SEF raises the same serious funding question in Georgia as a recent independent report from the Center on Budget and Policy Priorities (CBPP) showing that Georgia’s overall state school funding is 16.5 percent below what the state was spending before the Great Recession in 2008 (measured in inflation-adjusted dollars). CBPP ranks Georgia at the very bottom of all the states in the percentage drop in combined state and local funding for schools: a drop of 16.6 percent.

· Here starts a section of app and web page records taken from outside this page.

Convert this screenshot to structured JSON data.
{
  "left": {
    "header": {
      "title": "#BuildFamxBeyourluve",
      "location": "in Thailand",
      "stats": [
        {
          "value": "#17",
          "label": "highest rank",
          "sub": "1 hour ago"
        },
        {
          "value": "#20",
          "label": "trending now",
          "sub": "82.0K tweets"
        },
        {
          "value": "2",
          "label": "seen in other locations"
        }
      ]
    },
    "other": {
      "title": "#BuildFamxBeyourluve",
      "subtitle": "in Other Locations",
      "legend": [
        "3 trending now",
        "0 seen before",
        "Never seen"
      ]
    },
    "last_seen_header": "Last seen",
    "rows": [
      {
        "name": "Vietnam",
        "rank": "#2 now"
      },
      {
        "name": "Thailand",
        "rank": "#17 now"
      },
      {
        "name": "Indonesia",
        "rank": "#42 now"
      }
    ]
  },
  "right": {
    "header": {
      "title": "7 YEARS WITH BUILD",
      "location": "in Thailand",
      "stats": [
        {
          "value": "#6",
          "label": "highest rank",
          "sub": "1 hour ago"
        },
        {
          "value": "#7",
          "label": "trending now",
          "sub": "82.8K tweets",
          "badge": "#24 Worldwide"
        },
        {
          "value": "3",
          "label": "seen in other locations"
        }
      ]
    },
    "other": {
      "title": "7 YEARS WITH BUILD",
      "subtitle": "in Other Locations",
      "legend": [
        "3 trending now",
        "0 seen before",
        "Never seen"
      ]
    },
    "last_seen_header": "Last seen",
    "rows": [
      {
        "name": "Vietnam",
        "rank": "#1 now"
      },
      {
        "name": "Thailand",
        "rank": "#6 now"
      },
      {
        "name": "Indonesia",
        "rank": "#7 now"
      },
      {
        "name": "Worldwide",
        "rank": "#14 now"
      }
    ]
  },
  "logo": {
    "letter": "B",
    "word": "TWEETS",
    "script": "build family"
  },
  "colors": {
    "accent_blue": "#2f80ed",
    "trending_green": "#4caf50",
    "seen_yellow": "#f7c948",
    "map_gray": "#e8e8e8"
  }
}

The Southern Education Foundation warns: “(E)ffective school reform isn’t done to communities, parents, students, and administrators. It’s done with them. Top-down mandates, school takeovers, external corporate operators—these strategies have not proven successful in building high quality public education…. It is the teachers, the school leaders, the students and parents who must carry out and push forward any improvement strategies. It is these same, local individuals who will be asked to support their public schools with their tax dollars. If they are not personally invested in change, change will fail.”